The goal was to dramatically improve intelligence and surveillance capabilities to identify foreign forces, develop precision-strike munitions to target those forces with minimal expenditure of arms, and create stealth aircraft to fly into airspace with a lower probability of being detected and targeted. These advances allowed the United States to project power disproportionate to its force size and also offset the Soviet nuclear force, which had achieved parity with the United States since the First Offset.
But the offset was only achieved because of a number of statutory and structural changes in the military. First, the decision to abandon the draft in favor of an all-volunteer force helped to significantly reshape the military’s culture: by not forcing into service those who were disinterested or objected to the present conflict, by increasing the aptitude and skill level of the force because of more selective recruiting, and by improving public opinion of servicemembers as selfless volunteers, particularly after it was tarnished in the Vietnam War. This move was in response to the nation’s growth and changing demographics, the unpopularity of the Vietnam War and forcing citizens into service, and the disciplinary and training issues that stemmed from compelled service. The higher quality and competence level of the all-volunteer force were better situated to integrate and employ the new technologies available to it.
Second, the passage of the Goldwater-Nichols Reform Act of 1986 transformed the military by requiring better integration of military personnel across the Army, Navy, Air Force, and Marine Corps. It mandated joint training and assignments for its senior leaders, streamlined the command structure, empowered the chairman of the Joint Chiefs of Staff to provide strategic direction for the force and codified his role as a presidential adviser, and accounted for the ability of each branch to use equipment before buying it. And third, the creation of new entities such as U.S. Space Command and the National Imagery and Mapping Agency signaled then-unrivaled expertise and commitment to these burgeoning areas.
The success of the Second Offset was on display for the world to see during the Gulf War in 1991 when U.S. forces completely dominated the Iraqi military. Technology alone did not win the day; it required a transformed force to make it effective.
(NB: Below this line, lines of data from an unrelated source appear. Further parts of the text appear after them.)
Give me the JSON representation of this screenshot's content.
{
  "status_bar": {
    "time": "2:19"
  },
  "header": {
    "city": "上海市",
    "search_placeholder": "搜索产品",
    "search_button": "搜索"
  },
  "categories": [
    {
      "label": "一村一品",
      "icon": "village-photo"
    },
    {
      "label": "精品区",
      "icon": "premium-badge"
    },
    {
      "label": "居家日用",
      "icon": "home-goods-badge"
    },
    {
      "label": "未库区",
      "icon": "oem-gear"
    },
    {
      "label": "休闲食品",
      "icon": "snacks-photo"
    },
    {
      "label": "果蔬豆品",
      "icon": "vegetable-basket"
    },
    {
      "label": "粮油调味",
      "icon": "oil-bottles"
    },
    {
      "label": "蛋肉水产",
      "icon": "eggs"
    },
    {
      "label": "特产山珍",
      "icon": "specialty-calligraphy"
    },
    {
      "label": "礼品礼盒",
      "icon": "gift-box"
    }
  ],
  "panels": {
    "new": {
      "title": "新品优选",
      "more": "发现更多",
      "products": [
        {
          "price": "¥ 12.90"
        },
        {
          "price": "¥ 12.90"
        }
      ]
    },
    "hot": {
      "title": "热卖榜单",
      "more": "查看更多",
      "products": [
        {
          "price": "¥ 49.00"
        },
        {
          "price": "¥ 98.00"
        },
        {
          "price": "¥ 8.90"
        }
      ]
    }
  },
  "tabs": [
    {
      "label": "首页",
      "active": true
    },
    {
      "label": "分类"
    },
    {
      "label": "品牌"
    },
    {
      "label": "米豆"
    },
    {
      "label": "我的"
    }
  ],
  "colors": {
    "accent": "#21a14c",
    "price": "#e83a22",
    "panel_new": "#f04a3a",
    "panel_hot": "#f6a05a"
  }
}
These historical examples may provide a blueprint for how a Trump Pentagon can continue with the Third Offset, first announced in November 2014 by then-Secretary of Defense Chuck Hagel and detailed in a report from the Center for Strategic and Budgetary Assessments. In each of the two previous offsets, technological advances were better leveraged because of statutory reform, organizational transformation, and the changes in military personnel.
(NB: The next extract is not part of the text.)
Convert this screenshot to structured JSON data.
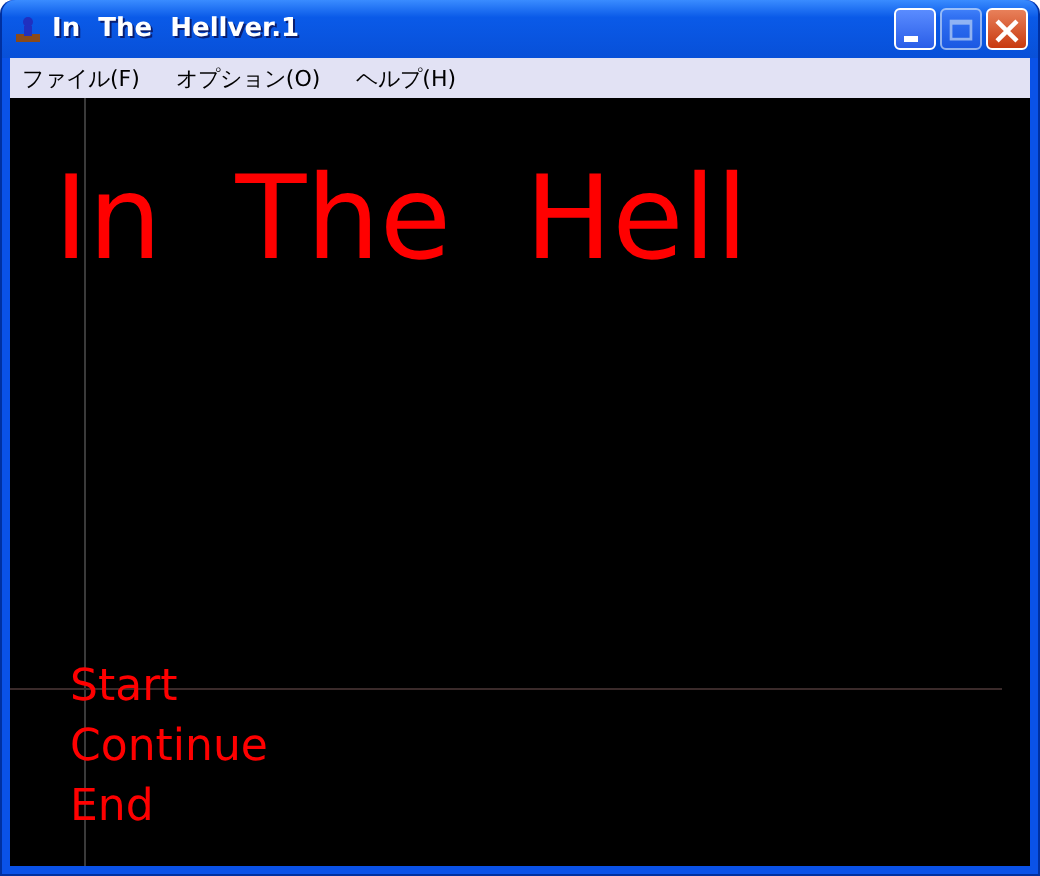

If the Defense Department uses a similar approach now, it can be better prepared to wield this transformed entity to defeat violent extremist organizations, confront and deter nation-states, and operate in nontraditional realms like cyberspace—simultaneously. To be sure, there are provisions in the current Defense Department bill that would make some modest structural changes to the military. But the new administration and department leadership will have to consider what additional reforms are required to achieve the offset that’s needed. A Third Offset strategy in the Trump era should look to lessons from previous successes. As is often the case in military affairs, what’s past is prologue.